Maurice Dolphin was diagnosed with throat cancer 11 years ago and was determined to make the most of his life with his wife Stella, 76, and three daughters.

Maurice had a successful career in West Midlands Police where he led the Underwater Search Team and worked his way up to the role of Chief Inspector before he retired aged 46.

He met Stella in 1967.They began seeing each other after Maurice bought them tickets to a concert and ‘the rest was history!’, said Stella.

The couple, from Sutton Coldfield, got married in 1969 and went on to have three daughters. Maurice loved dinghy sailing and sea sailing, and he often got his two youngest daughters involved.

In 2013 Maurice began to have a strange feeling in his throat, although he had no problems eating or drinking. He went to see his doctor who referred him for a scan and a biopsy, and found he had a very small tumour on his larynx.

Stella said: “When you hear the word ‘cancer’ it just doesn’t sink in straight away. At the time, the doctor said we’d caught it early so they should be able to cure it.”

Maurice then underwent 20 laser surgeries to burn away the cancer and the surrounding tissue as it kept coming back.

Stella added: “Maurice also had 22 sessions of radiotherapy at the Queen Elizabeth Hospital which was successful for a few months where it was showing as clear. We were on a high; we thought he’d been cured.

“But things still weren’t right. Maurice then had his voice box and part of his thyroid removed to try and stop the cancer spreading.

“He adjusted marvellously after this and kept active, he went on walks, still enjoyed eating and drinking and he was told he had a great oesophageal voice. He was even asked by Heartlands Hospital to speak to other people who were awaiting the same surgery to give them reassurance.”

Sadly, Maurice began having the same initial sensation in the other side of his throat. After some follow up tests, he found that the cancer had spread to his lungs.

“It was such a shock,” added Stella.

Maurice was offered chemotherapy but decided to refuse it.

Stella explained: “Maurice said to the consultant, ‘if it’s not going to cure me, I don’t want to have it’.

“He had already gone through so much, what he really wanted was to go home and get on with his life and what quality of life he had left.”
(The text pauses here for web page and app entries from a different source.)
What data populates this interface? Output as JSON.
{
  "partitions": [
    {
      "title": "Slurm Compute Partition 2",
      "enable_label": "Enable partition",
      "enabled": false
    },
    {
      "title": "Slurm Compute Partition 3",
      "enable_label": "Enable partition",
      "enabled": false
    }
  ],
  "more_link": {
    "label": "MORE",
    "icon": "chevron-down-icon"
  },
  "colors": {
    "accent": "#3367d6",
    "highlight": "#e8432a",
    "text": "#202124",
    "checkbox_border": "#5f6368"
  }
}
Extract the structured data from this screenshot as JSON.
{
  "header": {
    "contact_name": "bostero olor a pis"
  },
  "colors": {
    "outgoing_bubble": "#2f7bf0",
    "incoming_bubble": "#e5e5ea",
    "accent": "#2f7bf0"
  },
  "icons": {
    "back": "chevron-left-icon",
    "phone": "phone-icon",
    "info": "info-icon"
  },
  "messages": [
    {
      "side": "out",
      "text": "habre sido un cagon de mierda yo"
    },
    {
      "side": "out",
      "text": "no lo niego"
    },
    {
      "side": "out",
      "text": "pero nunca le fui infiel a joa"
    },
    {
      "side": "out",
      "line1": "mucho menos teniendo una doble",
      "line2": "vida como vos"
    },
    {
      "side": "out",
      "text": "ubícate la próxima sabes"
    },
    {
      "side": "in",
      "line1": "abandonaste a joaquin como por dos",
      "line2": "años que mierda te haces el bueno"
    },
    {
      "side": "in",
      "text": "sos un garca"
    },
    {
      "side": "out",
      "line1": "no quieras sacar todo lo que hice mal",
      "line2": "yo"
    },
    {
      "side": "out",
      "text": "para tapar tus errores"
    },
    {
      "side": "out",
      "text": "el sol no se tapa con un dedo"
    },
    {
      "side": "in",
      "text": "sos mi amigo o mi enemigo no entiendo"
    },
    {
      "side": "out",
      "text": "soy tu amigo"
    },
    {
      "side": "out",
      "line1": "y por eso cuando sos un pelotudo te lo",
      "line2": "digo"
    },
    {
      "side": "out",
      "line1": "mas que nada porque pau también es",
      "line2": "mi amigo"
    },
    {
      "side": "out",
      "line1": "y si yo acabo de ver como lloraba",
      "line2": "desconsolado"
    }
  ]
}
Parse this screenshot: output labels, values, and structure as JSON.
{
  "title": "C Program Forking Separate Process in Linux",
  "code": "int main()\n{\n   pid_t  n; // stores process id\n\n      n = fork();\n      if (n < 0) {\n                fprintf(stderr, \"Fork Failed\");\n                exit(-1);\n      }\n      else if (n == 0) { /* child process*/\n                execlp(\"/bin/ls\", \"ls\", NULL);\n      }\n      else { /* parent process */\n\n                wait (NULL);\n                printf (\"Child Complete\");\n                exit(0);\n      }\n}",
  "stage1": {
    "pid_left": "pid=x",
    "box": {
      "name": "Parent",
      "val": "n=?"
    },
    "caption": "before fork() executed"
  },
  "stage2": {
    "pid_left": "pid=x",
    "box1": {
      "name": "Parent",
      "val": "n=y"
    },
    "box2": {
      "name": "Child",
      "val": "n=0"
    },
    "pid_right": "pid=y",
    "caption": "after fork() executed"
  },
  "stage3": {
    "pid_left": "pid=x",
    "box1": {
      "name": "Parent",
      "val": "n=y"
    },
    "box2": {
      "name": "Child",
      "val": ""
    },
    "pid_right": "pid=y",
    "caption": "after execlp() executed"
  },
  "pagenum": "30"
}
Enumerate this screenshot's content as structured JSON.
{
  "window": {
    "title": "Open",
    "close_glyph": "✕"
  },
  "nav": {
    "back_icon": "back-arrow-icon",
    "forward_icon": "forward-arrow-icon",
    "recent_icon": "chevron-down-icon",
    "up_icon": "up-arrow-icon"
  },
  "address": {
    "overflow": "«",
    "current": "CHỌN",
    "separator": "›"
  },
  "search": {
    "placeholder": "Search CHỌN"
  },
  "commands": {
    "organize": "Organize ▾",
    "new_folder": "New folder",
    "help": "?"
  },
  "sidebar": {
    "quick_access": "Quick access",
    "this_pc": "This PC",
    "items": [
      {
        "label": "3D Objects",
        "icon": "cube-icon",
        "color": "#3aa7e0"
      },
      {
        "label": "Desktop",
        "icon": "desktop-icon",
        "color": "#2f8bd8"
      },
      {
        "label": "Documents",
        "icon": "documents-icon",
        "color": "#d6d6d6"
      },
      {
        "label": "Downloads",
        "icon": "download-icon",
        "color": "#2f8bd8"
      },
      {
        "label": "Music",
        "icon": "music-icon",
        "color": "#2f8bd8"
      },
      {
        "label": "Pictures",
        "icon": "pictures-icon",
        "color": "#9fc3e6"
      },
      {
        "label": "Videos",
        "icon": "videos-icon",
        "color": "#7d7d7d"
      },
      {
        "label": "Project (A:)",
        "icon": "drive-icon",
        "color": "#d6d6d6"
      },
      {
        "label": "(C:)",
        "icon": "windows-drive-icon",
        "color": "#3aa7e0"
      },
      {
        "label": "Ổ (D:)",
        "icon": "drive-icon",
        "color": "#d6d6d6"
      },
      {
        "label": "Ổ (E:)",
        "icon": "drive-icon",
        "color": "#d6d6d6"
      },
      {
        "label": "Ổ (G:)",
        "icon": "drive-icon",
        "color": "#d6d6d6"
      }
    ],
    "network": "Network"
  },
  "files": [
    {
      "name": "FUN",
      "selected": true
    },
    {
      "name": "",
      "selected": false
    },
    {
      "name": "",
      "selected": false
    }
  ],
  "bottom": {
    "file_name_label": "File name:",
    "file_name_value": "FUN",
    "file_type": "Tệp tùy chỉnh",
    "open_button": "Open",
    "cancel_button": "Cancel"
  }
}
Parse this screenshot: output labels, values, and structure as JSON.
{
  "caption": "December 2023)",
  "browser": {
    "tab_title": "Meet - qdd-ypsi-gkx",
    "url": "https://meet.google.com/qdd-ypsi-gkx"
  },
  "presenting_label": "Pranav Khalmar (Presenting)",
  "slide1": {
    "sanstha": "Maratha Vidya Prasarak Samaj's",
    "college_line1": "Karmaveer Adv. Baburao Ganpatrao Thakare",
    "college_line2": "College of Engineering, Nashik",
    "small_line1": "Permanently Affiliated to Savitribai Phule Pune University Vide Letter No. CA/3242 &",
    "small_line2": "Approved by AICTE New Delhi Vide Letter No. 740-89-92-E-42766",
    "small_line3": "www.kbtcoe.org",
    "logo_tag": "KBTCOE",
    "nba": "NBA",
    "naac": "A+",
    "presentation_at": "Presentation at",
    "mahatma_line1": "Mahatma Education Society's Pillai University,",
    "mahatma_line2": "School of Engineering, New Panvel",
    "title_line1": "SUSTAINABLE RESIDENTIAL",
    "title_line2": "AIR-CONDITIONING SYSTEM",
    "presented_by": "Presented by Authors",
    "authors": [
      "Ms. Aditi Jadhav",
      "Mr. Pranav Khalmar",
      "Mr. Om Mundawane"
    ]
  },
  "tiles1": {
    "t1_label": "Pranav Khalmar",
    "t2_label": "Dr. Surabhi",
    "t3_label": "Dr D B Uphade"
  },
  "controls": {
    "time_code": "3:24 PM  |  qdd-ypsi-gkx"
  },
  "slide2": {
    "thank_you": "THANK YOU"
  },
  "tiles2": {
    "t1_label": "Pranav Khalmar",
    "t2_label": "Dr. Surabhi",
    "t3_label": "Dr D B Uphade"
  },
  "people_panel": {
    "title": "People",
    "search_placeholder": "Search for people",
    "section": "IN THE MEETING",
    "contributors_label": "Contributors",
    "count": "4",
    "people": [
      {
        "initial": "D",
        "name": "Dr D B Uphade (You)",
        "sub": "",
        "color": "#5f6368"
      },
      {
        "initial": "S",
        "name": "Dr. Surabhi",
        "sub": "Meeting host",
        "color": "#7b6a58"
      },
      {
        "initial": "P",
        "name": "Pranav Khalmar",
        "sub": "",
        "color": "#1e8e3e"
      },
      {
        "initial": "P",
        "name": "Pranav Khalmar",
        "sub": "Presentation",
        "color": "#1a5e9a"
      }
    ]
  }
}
Maurice was referred to Birmingham Hospice in 2022 which is when the couple met Rachel Harrison, Lead Clinical Nurse Specialist.

Rachel and the team supported Maurice with managing his medication and providing specialist equipment to make being cared for at home as comfortable as possible, including a hospital bed.

“Everything we needed was there within the hour; it was amazing,” Stella said.

“I said to Rachel, ‘Have we got to pay for this?’ And she explained that everything provided was free of charge, I couldn’t believe it.

“This is why it’s so important to me, my family and our friends to give as much as we can to support the hospice.”

Maurice decided that he wanted to spend his final moments at home, surrounded by his family.

Stella explained: “He did go into the hospice for a very short time for care, but decided he didn’t want to stay or spend his last days there. It was nothing personal; purely the emotional side that he wanted to be at home with the family for however long he had left.

“He was such a strong-willed person and determined that the cancer wouldn’t get him, but then he began to get worse, and he realised that he had to accept it.

“He had always been a very active person; he wasn’t the type to sit in front of the television.

“It was when he lost the ability to sip water and had to be fed through a tube which was really sad as he loved his food. He just slept and slept and that’s when I knew things were changing.”

Maurice died at home in November 2023.

Speaking about the care he received from the hospice, Stella said: “We are more than grateful for the help we received.

“Rachel was golden; anything Maurice needed she would sort out for him, she made sure he was comfortable.

“She was our rock. She was so professional and reassuring, but she also made us laugh and kept us going through the hard times.

“Maurice was a very proud man; he always took pride in his appearance and wore a shirt and tie, and the people from the hospice always treated him with such respect and dignity.

“I couldn’t fault anything the team did for us; they were our guardian angels.

“We couldn’t have cared for him without the hospice.”

Thank you so much Stella for sharing your story.